The town of Korçë is the most densely populated urban center in Southeastern Albania. It is located at the foot of the Morava Mountain at an altitude of about 850 m above sea level and extends to the edge of the valley of the same name, which is one of the richest and most important in present-day southern Albania.
Τhe first historical reports about the settlement of the area of Korçë begin from the Byzantine years. According to written sources, Korçë is mentioned as a city related to the Muzakajt feudal family (13th-15th century), who were based in Berati, in the plain of Myzeqeja. With the Ottoman conquest, the provinces of Korçë, Kolonjës and Përmet became a separate administrative unit with Korçë as its capital. According to the first census of the Ottoman administration of 1431-1432, Korçë appears as a residential castle with twenty-six houses, all Christian, and its own market.
During the period before the 11th century and until 1030, the region of Korçë belonged, ecclesiastically, as it appears from the golden bull of Basil II, to the metropolis of Kastoria, which, in turn, belonged to the ecclesiastical jurisdiction of the Archdiocese of Ohrid. The exact date of the establishment of the metropolis of Korçë is not historically confirmed, but we know that the first mention, under the title “Korça and Selasphorus”, was made after the year 1557.
The Christian Orthodox element made up 2/3 of the urban population and had organized the Orthodox Community, which had the Demogerontia, which consisted of ten members, based in the Metropolis of the city. The spiritual life was centered on the spiritual institutions of the city, the most important of which was the old metropolitan church of Zoodochos Pigi (Life-giving Spring), which was located within the area of the community schools and the metropolitan building.
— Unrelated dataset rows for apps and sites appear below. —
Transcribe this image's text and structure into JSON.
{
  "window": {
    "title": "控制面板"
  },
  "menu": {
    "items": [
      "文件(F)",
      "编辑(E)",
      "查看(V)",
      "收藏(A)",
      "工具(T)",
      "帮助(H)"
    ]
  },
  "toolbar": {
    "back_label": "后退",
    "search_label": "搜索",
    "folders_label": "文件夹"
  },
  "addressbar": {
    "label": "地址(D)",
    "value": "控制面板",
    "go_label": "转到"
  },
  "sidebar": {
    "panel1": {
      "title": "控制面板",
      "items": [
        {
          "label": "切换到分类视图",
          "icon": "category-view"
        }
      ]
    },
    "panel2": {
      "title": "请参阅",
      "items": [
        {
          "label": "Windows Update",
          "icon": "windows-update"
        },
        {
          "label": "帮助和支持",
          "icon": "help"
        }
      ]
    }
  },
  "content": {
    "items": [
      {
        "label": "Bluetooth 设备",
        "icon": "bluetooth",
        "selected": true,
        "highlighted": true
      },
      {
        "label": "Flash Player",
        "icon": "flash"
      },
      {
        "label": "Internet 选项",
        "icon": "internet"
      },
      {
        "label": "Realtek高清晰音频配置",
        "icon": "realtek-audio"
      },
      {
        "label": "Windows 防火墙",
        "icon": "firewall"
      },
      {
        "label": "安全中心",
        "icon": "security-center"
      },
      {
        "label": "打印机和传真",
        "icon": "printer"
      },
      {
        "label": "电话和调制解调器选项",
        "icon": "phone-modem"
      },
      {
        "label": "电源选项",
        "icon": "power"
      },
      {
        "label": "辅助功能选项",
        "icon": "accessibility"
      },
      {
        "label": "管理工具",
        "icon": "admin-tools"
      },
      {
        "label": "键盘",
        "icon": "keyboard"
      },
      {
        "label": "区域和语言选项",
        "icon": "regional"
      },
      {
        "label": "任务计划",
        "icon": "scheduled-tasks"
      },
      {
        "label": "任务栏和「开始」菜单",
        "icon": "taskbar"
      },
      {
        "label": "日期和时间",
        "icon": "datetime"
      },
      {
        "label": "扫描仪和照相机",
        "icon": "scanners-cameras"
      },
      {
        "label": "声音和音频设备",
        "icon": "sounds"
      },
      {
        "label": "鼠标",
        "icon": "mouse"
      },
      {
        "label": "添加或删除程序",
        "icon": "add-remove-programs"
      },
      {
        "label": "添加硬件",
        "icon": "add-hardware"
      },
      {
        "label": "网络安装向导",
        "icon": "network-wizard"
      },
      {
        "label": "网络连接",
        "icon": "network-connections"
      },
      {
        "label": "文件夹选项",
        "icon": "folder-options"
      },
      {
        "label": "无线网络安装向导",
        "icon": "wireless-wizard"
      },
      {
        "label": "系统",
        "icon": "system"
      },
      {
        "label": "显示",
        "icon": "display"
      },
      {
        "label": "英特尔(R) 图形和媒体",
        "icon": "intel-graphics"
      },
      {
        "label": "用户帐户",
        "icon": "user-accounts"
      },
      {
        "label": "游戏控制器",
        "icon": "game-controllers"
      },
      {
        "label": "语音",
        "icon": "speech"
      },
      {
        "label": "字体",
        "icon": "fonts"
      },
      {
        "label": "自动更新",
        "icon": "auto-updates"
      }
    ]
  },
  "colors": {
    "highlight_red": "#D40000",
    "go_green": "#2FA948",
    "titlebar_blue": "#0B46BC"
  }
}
During the communist period, the church of Zoodochos Pigi was turned into a museum, as previously its upper part, the dome and the bell towers were demolished. All the icons and ecclesiastical objects that were saved after the demolition of the churches in Southern Albania were collected there. After the collapse of the communist regime, the large ground floor room of the museum was adapted, to function from 1992 as a church again, covering the religious needs of Orthodox Christians.
Subsequently, at the request of the Orthodox of Korçë, efforts began to find a suitable plot of land for the construction of a new metropolitan church. After many adventures and difficulties, thanks to the dynamic persistence of the orthodox of Korçë, a large plot of land was granted by the state authorities, in the center of the city.
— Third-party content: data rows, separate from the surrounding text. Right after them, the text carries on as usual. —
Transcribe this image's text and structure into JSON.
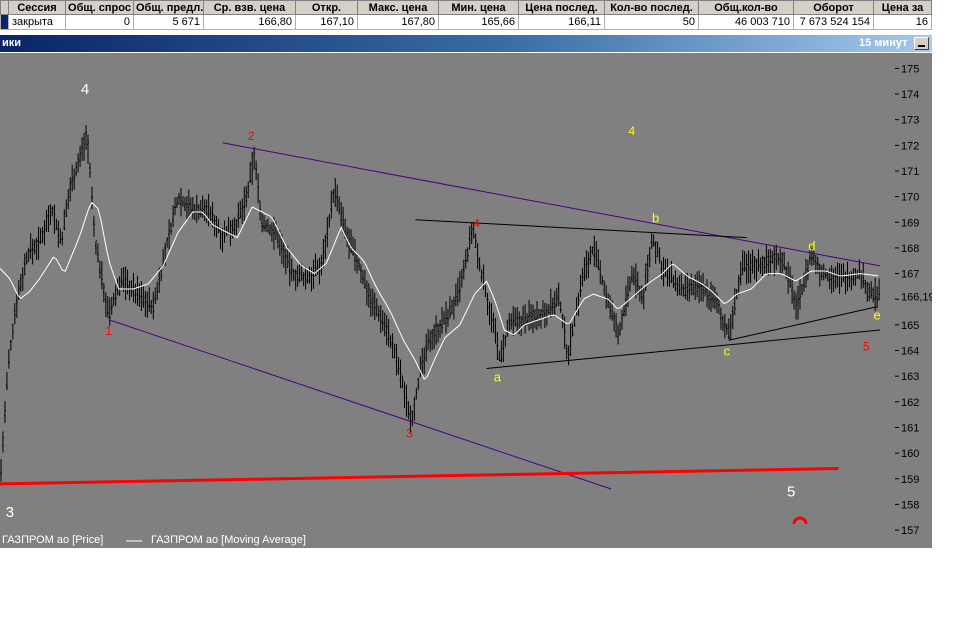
{
  "quote_table": {
    "headers": [
      "Сессия",
      "Общ. спрос",
      "Общ. предл.",
      "Ср. взв. цена",
      "Откр.",
      "Макс. цена",
      "Мин. цена",
      "Цена послед.",
      "Кол-во послед.",
      "Общ.кол-во",
      "Оборот",
      "Цена за"
    ],
    "row": [
      "закрыта",
      "0",
      "5 671",
      "166,80",
      "167,10",
      "167,80",
      "165,66",
      "166,11",
      "50",
      "46 003 710",
      "7 673 524 154",
      "16"
    ]
  },
  "window": {
    "title": "ики",
    "interval": "15 минут"
  },
  "chart_data": {
    "type": "line",
    "instrument": "ГАЗПРОМ ао",
    "x_range": [
      0,
      900
    ],
    "ylim": [
      156.3,
      175.6
    ],
    "y_ticks": [
      175,
      174,
      173,
      172,
      171,
      170,
      169,
      168,
      167,
      166,
      165,
      164,
      163,
      162,
      161,
      160,
      159,
      158,
      157
    ],
    "y_tick_labels": [
      "175",
      "174",
      "173",
      "172",
      "171",
      "170",
      "169",
      "168",
      "167",
      "",
      "165",
      "164",
      "163",
      "162",
      "161",
      "160",
      "159",
      "158",
      "157"
    ],
    "last_price_label": "166,19",
    "last_price": 166.11,
    "series": [
      {
        "name": "ГАЗПРОМ ао [Price]",
        "legend": "ГАЗПРОМ ао [Price]",
        "color": "#000000",
        "keypoints": [
          [
            0,
            158.8
          ],
          [
            8,
            163.2
          ],
          [
            16,
            165.8
          ],
          [
            28,
            167.8
          ],
          [
            40,
            168.2
          ],
          [
            52,
            169.6
          ],
          [
            62,
            168.2
          ],
          [
            72,
            170.6
          ],
          [
            80,
            171.4
          ],
          [
            88,
            172.5
          ],
          [
            96,
            168.3
          ],
          [
            104,
            166.6
          ],
          [
            110,
            165.3
          ],
          [
            122,
            166.8
          ],
          [
            140,
            166.2
          ],
          [
            155,
            165.7
          ],
          [
            168,
            168.0
          ],
          [
            180,
            170.0
          ],
          [
            195,
            169.5
          ],
          [
            210,
            169.5
          ],
          [
            225,
            168.5
          ],
          [
            240,
            169.0
          ],
          [
            250,
            170.0
          ],
          [
            257,
            171.6
          ],
          [
            265,
            169.0
          ],
          [
            280,
            168.5
          ],
          [
            295,
            167.0
          ],
          [
            310,
            166.8
          ],
          [
            325,
            167.3
          ],
          [
            338,
            170.3
          ],
          [
            350,
            168.5
          ],
          [
            362,
            167.4
          ],
          [
            375,
            166.0
          ],
          [
            390,
            165.0
          ],
          [
            402,
            163.5
          ],
          [
            410,
            162.2
          ],
          [
            416,
            161.3
          ],
          [
            424,
            163.0
          ],
          [
            435,
            164.5
          ],
          [
            450,
            165.2
          ],
          [
            462,
            166.0
          ],
          [
            470,
            167.2
          ],
          [
            478,
            168.8
          ],
          [
            484,
            167.5
          ],
          [
            490,
            166.5
          ],
          [
            500,
            164.8
          ],
          [
            506,
            163.6
          ],
          [
            515,
            165.0
          ],
          [
            530,
            165.2
          ],
          [
            550,
            165.5
          ],
          [
            566,
            166.0
          ],
          [
            574,
            163.8
          ],
          [
            590,
            167.0
          ],
          [
            600,
            168.0
          ],
          [
            612,
            166.3
          ],
          [
            625,
            164.6
          ],
          [
            640,
            167.0
          ],
          [
            650,
            166.0
          ],
          [
            660,
            168.4
          ],
          [
            670,
            167.2
          ],
          [
            690,
            166.3
          ],
          [
            710,
            166.5
          ],
          [
            725,
            165.8
          ],
          [
            737,
            164.6
          ],
          [
            750,
            167.2
          ],
          [
            770,
            167.4
          ],
          [
            790,
            167.7
          ],
          [
            800,
            166.5
          ],
          [
            806,
            165.7
          ],
          [
            820,
            167.7
          ],
          [
            832,
            167.0
          ],
          [
            850,
            166.8
          ],
          [
            870,
            167.0
          ],
          [
            880,
            166.2
          ],
          [
            890,
            166.1
          ]
        ]
      },
      {
        "name": "ГАЗПРОМ ао [Moving Average]",
        "legend": "ГАЗПРОМ ао [Moving Average]",
        "color": "#ffffff",
        "keypoints": [
          [
            0,
            167.2
          ],
          [
            10,
            166.8
          ],
          [
            20,
            166.0
          ],
          [
            30,
            166.3
          ],
          [
            40,
            166.8
          ],
          [
            55,
            167.7
          ],
          [
            65,
            167.0
          ],
          [
            80,
            168.4
          ],
          [
            92,
            169.8
          ],
          [
            100,
            169.5
          ],
          [
            110,
            167.5
          ],
          [
            120,
            166.4
          ],
          [
            135,
            166.4
          ],
          [
            150,
            166.6
          ],
          [
            165,
            167.3
          ],
          [
            180,
            168.6
          ],
          [
            195,
            169.4
          ],
          [
            205,
            169.4
          ],
          [
            215,
            168.9
          ],
          [
            225,
            168.7
          ],
          [
            240,
            168.4
          ],
          [
            255,
            169.6
          ],
          [
            265,
            169.4
          ],
          [
            275,
            169.2
          ],
          [
            290,
            168.0
          ],
          [
            305,
            167.3
          ],
          [
            318,
            167.0
          ],
          [
            330,
            167.4
          ],
          [
            345,
            168.8
          ],
          [
            355,
            168.0
          ],
          [
            368,
            167.5
          ],
          [
            380,
            166.5
          ],
          [
            395,
            165.5
          ],
          [
            408,
            164.4
          ],
          [
            420,
            163.6
          ],
          [
            430,
            162.8
          ],
          [
            440,
            163.7
          ],
          [
            450,
            164.5
          ],
          [
            465,
            165.0
          ],
          [
            480,
            166.2
          ],
          [
            492,
            166.7
          ],
          [
            500,
            166.0
          ],
          [
            510,
            164.8
          ],
          [
            520,
            164.6
          ],
          [
            530,
            165.0
          ],
          [
            545,
            165.2
          ],
          [
            560,
            165.4
          ],
          [
            575,
            165.0
          ],
          [
            590,
            166.0
          ],
          [
            600,
            166.2
          ],
          [
            615,
            166.0
          ],
          [
            625,
            165.6
          ],
          [
            640,
            166.1
          ],
          [
            655,
            166.6
          ],
          [
            670,
            167.0
          ],
          [
            680,
            167.4
          ],
          [
            695,
            166.9
          ],
          [
            710,
            166.6
          ],
          [
            720,
            166.3
          ],
          [
            733,
            165.8
          ],
          [
            745,
            166.2
          ],
          [
            760,
            166.4
          ],
          [
            775,
            167.0
          ],
          [
            790,
            167.0
          ],
          [
            805,
            166.7
          ],
          [
            820,
            167.1
          ],
          [
            835,
            167.1
          ],
          [
            850,
            166.9
          ],
          [
            870,
            167.0
          ],
          [
            890,
            166.9
          ]
        ]
      }
    ],
    "annotations": [
      {
        "text": "4",
        "x": 86,
        "y": 174.0,
        "color": "#ffffff",
        "size": 15
      },
      {
        "text": "3",
        "x": 10,
        "y": 157.5,
        "color": "#ffffff",
        "size": 15
      },
      {
        "text": "1",
        "x": 110,
        "y": 164.6,
        "color": "#ff0000",
        "size": 12
      },
      {
        "text": "2",
        "x": 254,
        "y": 172.2,
        "color": "#ff0000",
        "size": 12
      },
      {
        "text": "3",
        "x": 414,
        "y": 160.6,
        "color": "#ff0000",
        "size": 12
      },
      {
        "text": "4",
        "x": 482,
        "y": 168.8,
        "color": "#ff0000",
        "size": 12
      },
      {
        "text": "4",
        "x": 639,
        "y": 172.4,
        "color": "#ffff00",
        "size": 12
      },
      {
        "text": "a",
        "x": 503,
        "y": 162.8,
        "color": "#ffff00",
        "size": 13
      },
      {
        "text": "b",
        "x": 663,
        "y": 169.0,
        "color": "#ffff00",
        "size": 13
      },
      {
        "text": "c",
        "x": 735,
        "y": 163.8,
        "color": "#ffff00",
        "size": 13
      },
      {
        "text": "d",
        "x": 821,
        "y": 167.9,
        "color": "#ffff00",
        "size": 13
      },
      {
        "text": "e",
        "x": 887,
        "y": 165.2,
        "color": "#ffff00",
        "size": 13
      },
      {
        "text": "5",
        "x": 876,
        "y": 164.0,
        "color": "#ff0000",
        "size": 12
      },
      {
        "text": "5",
        "x": 800,
        "y": 158.3,
        "color": "#ffffff",
        "size": 15
      }
    ],
    "trendlines": [
      {
        "color": "#4b0082",
        "width": 1,
        "points": [
          [
            225,
            172.1
          ],
          [
            890,
            167.3
          ]
        ]
      },
      {
        "color": "#4b0082",
        "width": 1,
        "points": [
          [
            110,
            165.2
          ],
          [
            618,
            158.6
          ]
        ]
      },
      {
        "color": "#000000",
        "width": 1,
        "points": [
          [
            420,
            169.1
          ],
          [
            755,
            168.4
          ]
        ]
      },
      {
        "color": "#000000",
        "width": 1,
        "points": [
          [
            492,
            163.3
          ],
          [
            890,
            164.8
          ]
        ]
      },
      {
        "color": "#000000",
        "width": 1,
        "points": [
          [
            737,
            164.4
          ],
          [
            886,
            165.7
          ]
        ]
      },
      {
        "color": "#ff0000",
        "width": 3,
        "points": [
          [
            0,
            158.8
          ],
          [
            848,
            159.4
          ]
        ]
      }
    ]
  }
}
On August 2, 1994, Archbishop Anastasios laid the foundation stone for the construction of the new metropolitan church, dedicated to the Resurrection of Christ. The temple would fill the huge gap created by the demolition of many temples in this city, which stands out for its Orthodox tradition. The plans of the metropolitan church were prepared by the architect Dimitrios Christidis from Thessaloniki, and the construction was carried out with funds provided by Archbishop Anastasios. In those difficult times, Archbishop Anastasios would characteristically state: “When they throw us stones, we use the stones to build.”
The new metropolitan church is cruciform, with four apses, with a dome in the center, with a circular peristyle on three sides and two bell towers. It has a gallery (gynaeconite) in almost all its internal development. The temple is externally lined with stone and decorative ceramic elements. In the catacomb-basement, with an area that reaches 960 sq.m., there is a temple, a baptistery, a meeting room, etc. The temple is adorned with an artistic wood-carved iconostasis. With the contribution of Christians, the frescoes of the temple have almost been completed. This impressive project was inaugurated by Archbishop Anastasios on August 7, 1996, with the participation of the Eminence Metropolitans Mr. Ignatius of Berat, Mr. Ioannou of Korçë and Mr. Theoklitou of Florina.